Segment Start: Source material

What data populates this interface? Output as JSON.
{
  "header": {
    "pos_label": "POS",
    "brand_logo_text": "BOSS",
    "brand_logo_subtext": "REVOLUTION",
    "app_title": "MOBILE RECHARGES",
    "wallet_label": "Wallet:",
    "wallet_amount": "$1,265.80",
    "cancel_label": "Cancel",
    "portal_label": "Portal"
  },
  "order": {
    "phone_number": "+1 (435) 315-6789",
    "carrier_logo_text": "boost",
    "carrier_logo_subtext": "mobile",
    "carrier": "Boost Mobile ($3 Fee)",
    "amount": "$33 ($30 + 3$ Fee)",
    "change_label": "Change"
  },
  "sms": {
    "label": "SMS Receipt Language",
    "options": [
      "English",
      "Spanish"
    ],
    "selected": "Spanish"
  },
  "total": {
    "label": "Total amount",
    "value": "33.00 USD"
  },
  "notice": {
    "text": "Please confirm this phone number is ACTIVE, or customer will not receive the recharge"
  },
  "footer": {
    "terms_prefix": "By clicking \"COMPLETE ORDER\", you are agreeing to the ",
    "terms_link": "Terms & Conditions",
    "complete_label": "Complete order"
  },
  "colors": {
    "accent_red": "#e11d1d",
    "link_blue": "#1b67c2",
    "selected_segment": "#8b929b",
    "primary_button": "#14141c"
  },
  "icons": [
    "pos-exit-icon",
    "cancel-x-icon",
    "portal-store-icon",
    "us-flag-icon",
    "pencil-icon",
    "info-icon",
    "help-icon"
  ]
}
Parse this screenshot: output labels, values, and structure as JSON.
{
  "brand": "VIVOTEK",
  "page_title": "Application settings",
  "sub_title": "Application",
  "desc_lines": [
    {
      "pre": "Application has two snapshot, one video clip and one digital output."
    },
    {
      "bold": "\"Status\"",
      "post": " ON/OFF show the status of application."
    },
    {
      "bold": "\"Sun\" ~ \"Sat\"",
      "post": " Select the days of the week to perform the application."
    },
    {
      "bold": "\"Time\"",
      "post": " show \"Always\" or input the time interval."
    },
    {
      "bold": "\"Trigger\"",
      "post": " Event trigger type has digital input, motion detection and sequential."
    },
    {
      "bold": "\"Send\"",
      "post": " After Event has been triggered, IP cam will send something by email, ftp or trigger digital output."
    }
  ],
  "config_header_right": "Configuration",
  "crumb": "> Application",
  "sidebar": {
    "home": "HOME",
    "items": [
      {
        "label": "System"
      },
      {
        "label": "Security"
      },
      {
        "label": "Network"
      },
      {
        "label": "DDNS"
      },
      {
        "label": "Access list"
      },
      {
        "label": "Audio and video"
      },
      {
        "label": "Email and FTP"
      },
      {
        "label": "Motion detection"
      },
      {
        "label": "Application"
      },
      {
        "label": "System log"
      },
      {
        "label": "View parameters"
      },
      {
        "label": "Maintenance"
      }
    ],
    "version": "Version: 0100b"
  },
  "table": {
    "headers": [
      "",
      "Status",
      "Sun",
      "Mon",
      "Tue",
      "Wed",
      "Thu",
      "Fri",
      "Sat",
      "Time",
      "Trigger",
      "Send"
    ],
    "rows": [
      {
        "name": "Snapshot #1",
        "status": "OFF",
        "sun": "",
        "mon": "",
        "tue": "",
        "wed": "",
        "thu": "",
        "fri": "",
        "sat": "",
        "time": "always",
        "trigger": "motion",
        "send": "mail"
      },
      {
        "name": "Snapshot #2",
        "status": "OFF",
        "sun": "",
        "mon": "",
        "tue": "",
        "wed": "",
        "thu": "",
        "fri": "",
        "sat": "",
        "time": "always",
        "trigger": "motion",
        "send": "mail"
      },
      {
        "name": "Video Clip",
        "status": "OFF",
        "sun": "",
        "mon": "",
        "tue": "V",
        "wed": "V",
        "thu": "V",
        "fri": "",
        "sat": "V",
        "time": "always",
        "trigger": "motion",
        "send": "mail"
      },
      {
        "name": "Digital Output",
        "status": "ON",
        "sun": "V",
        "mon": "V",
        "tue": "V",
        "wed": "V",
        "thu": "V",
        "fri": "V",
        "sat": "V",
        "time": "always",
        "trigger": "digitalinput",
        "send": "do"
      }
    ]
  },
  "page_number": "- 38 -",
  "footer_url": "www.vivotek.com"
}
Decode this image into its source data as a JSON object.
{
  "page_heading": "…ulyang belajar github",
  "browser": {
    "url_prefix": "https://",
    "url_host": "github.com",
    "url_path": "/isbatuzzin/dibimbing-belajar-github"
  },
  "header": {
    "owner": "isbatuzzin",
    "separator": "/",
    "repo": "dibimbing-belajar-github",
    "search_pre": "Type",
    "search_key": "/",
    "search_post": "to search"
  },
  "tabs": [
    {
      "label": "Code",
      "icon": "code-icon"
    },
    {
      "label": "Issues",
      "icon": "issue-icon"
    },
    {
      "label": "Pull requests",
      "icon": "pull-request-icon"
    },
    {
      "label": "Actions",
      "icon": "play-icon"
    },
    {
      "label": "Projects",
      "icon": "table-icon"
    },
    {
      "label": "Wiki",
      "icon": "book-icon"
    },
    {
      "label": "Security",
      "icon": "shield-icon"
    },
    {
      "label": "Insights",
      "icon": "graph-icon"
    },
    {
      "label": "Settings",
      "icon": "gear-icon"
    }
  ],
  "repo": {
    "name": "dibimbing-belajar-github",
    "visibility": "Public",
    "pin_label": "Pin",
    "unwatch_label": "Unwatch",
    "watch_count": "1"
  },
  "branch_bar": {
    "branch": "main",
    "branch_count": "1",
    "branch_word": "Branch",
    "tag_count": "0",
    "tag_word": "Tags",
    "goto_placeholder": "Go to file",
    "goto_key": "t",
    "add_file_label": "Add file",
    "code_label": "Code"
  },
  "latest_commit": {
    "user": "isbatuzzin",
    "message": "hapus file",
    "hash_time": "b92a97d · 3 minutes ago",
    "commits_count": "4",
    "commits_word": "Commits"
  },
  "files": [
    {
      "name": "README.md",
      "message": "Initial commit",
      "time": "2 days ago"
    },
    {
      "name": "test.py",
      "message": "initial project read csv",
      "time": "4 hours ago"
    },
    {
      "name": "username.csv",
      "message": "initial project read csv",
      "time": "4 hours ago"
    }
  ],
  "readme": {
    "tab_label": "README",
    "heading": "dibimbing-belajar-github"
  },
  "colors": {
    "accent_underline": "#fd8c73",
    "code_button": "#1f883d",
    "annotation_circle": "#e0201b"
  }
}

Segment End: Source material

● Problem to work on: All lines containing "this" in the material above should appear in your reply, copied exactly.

● Written solution:
What data populates this interface? Output as JSON.
    "text": "Please confirm this phone number is ACTIVE, or customer will not receive the recharge"
Parse this screenshot: output labels, values, and structure as JSON.
Decode this image into its source data as a JSON object.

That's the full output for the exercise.